### Directions
Everything in the listing should be copied exactly, save for the pictures.

### Supplied entries

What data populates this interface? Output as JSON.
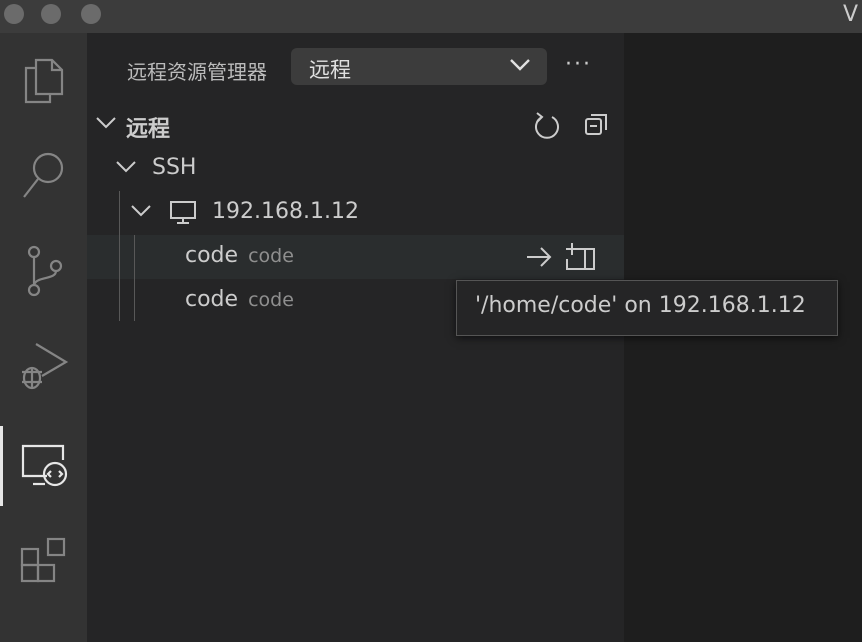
{
  "window": {
    "title_fragment": "V"
  },
  "activity_bar": {
    "items": [
      {
        "icon": "files-icon"
      },
      {
        "icon": "search-icon"
      },
      {
        "icon": "source-control-icon"
      },
      {
        "icon": "run-debug-icon"
      },
      {
        "icon": "remote-explorer-icon",
        "active": true
      },
      {
        "icon": "extensions-icon"
      }
    ]
  },
  "sidebar": {
    "title": "远程资源管理器",
    "select_value": "远程",
    "more_label": "···",
    "section": {
      "label": "远程"
    },
    "tree": {
      "group": "SSH",
      "host": "192.168.1.12",
      "folders": [
        {
          "label": "code",
          "description": "code"
        },
        {
          "label": "code",
          "description": "code"
        }
      ]
    }
  },
  "tooltip": {
    "text": "'/home/code' on 192.168.1.12"
  },
  "colors": {
    "activity_bar": "#333333",
    "sidebar": "#252526",
    "editor": "#1e1e1e",
    "titlebar": "#3c3c3c",
    "text": "#cccccc",
    "description": "#8f8f8f"
  }
}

### Final answer
What data populates this interface? Output as JSON.
{
  "window": {
    "title_fragment": "V"
  },
  "activity_bar": {
    "items": [
      {
        "icon": "files-icon"
      },
      {
        "icon": "search-icon"
      },
      {
        "icon": "source-control-icon"
      },
      {
        "icon": "run-debug-icon"
      },
      {
        "icon": "remote-explorer-icon",
        "active": true
      },
      {
        "icon": "extensions-icon"
      }
    ]
  },
  "sidebar": {
    "title": "远程资源管理器",
    "select_value": "远程",
    "more_label": "···",
    "section": {
      "label": "远程"
    },
    "tree": {
      "group": "SSH",
      "host": "192.168.1.12",
      "folders": [
        {
          "label": "code",
          "description": "code"
        },
        {
          "label": "code",
          "description": "code"
        }
      ]
    }
  },
  "tooltip": {
    "text": "'/home/code' on 192.168.1.12"
  },
  "colors": {
    "activity_bar": "#333333",
    "sidebar": "#252526",
    "editor": "#1e1e1e",
    "titlebar": "#3c3c3c",
    "text": "#cccccc",
    "description": "#8f8f8f"
  }
}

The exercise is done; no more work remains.